Neurological Continence Nurse Consultant, Joanne Lawrence, has been providing support and advice to people who have bowel or bladder problems for the last 20 years. Today, she’s here to tell us the good news about a very common problem – bladder weakness.
For thousands of Australian women, their deepest, darkest secret doesn’t revolve around their age, dress size or covert botox treatments, but rather an experience so common you wouldn’t believe it – a weak bladder.
While many women don’t talk about it, this embarrassing condition can affect women of all ages, but predominantly women pre and post pregnancy. It’s due to pressure from your uterus on your bladder when pregnant and weaker pelvic floor muscles post pregnancy.
New research by Poise Health Pulse has revealed 46% of women experience some degree of incontinence during pregnancy with up to 30% having an incontinence problem following delivery – light bladder leakage (LBL) currently affects or has affected 69% of Australian women.
But I’m here to tell you the good news! With some careful planning and preparation living with light bladder leakage doesn’t need to be as frustrating as you think, and can be temporary for many people if you can strengthen your pelvic floor muscles. So stop dressing down, or missing your favourite aerobics class because your confidence has been knocked.
I have prepared the following tips to help you manage:
Keep a healthy balance of fluids – It may come as a surprise that not drinking enough liquid can also lead to leakage and bladder health problems. If you don’t have enough fluids urine can become more concentrated and that can be irritating to the bladder and increase urgency. But remember you don’t want to drink too much liquid either. Try drinking the majority of your fluids during the earlier parts of the day and not so much at night. It’s about striking the right balance.

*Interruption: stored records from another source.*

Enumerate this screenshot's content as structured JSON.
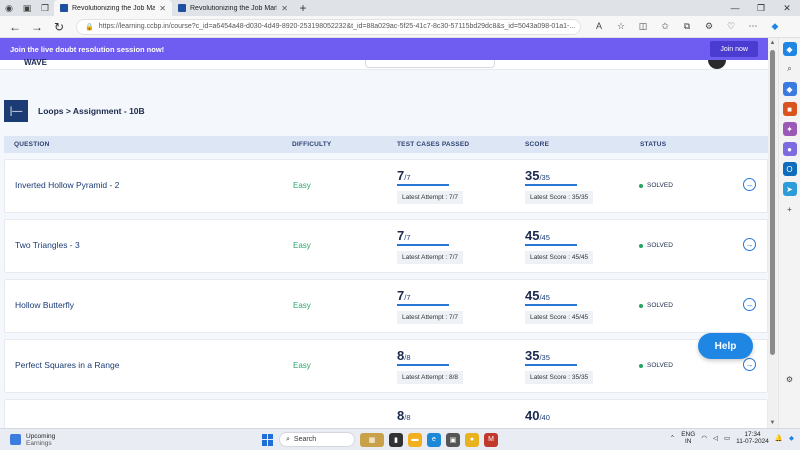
{
  "browser": {
    "tabs": [
      {
        "label": "Revolutionizing the Job Market |",
        "active": true
      },
      {
        "label": "Revolutionizing the Job Market |",
        "active": false
      }
    ],
    "url": "https://learning.ccbp.in/course?c_id=a6454a48-d030-4d49-8920-253198052232&t_id=88a029ac-5f25-41c7-8c30-57115bd29dc8&s_id=5043a098-01a1-..."
  },
  "banner": {
    "text": "Join the live doubt resolution session now!",
    "button": "Join now"
  },
  "header": {
    "logo_text": "WAVE"
  },
  "breadcrumb": {
    "toggle": "|—",
    "text": "Loops > Assignment - 10B"
  },
  "table": {
    "headers": {
      "question": "QUESTION",
      "difficulty": "DIFFICULTY",
      "tests": "TEST CASES PASSED",
      "score": "SCORE",
      "status": "STATUS"
    },
    "rows": [
      {
        "question": "Inverted Hollow Pyramid - 2",
        "difficulty": "Easy",
        "tests_big": "7",
        "tests_small": "/7",
        "attempt": "Latest Attempt : 7/7",
        "score_big": "35",
        "score_small": "/35",
        "latest_score": "Latest Score : 35/35",
        "status": "SOLVED"
      },
      {
        "question": "Two Triangles - 3",
        "difficulty": "Easy",
        "tests_big": "7",
        "tests_small": "/7",
        "attempt": "Latest Attempt : 7/7",
        "score_big": "45",
        "score_small": "/45",
        "latest_score": "Latest Score : 45/45",
        "status": "SOLVED"
      },
      {
        "question": "Hollow Butterfly",
        "difficulty": "Easy",
        "tests_big": "7",
        "tests_small": "/7",
        "attempt": "Latest Attempt : 7/7",
        "score_big": "45",
        "score_small": "/45",
        "latest_score": "Latest Score : 45/45",
        "status": "SOLVED"
      },
      {
        "question": "Perfect Squares in a Range",
        "difficulty": "Easy",
        "tests_big": "8",
        "tests_small": "/8",
        "attempt": "Latest Attempt : 8/8",
        "score_big": "35",
        "score_small": "/35",
        "latest_score": "Latest Score : 35/35",
        "status": "SOLVED"
      },
      {
        "question": "",
        "difficulty": "",
        "tests_big": "8",
        "tests_small": "/8",
        "attempt": "",
        "score_big": "40",
        "score_small": "/40",
        "latest_score": "",
        "status": ""
      }
    ]
  },
  "help_button": "Help",
  "taskbar": {
    "weather_title": "Upcoming",
    "weather_sub": "Earnings",
    "search": "Search",
    "lang_top": "ENG",
    "lang_bottom": "IN",
    "time": "17:34",
    "date": "11-07-2024"
  },
  "colors": {
    "banner": "#6f5cf1",
    "primary_blue": "#1b3b75",
    "accent_blue": "#2a76d4",
    "easy_green": "#2fa96e",
    "help": "#1f86e4"
  }
}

Schedule bathroom trips – Plan how regularly you need to go to the bathroom so you can be prepared with where your nearest toilet is located. If you’re visiting somewhere new find out if there is a directory or ask a staff member who can point out where the bathrooms are. You can also access the National toilet map on the internet at australia.gov.au/service/public-toilet-map
Pelvic floor exercises – When done regularly, these exercises will strengthen the muscles that support the bladder and therefore help prevent leakage and the feeling of urgency that comes with incontinence
Cutting back on caffeine and alcohol – Alcohol and caffeine are diuretics which can be irritating to the bladder. Limiting caffeine and alcohol intake may help reduce light bladder leakage symptoms. If you can’t go without that morning coffee to kick start your day try slowly moving to decaf.
Wear the right product – many women wear the wrong products which can have a huge impact on your comfort and your confidence. There is a range of discreet Poise feminine care products designed specifically for light bladder leakage that absorb liquid and reduce potential odour. Check it out here: http://www.poise.com.au/select-product/
For more information about light bladder leakage speak to your healthcare professional or visit www.poise.com.au
About the Author
Joanne Lawrence (pictured) is a Neurological Continence Nurse Consultant. Most of the people she assists have neurological conditions like brain injury, spinal cord injury or diseases like Parkinson’s disease or Multiple Sclerosis.
Joanne holds an academic position at the Australian Catholic University where she teaches in the Faculty of Health Sciences. She is currently in the final stages of completing her PhD from the Faculty of Medicine, at Sydney University. Her study is the first one of its kind to explore how people with Parkinson’s disease manage the very common problems of constipation and urinary frequency.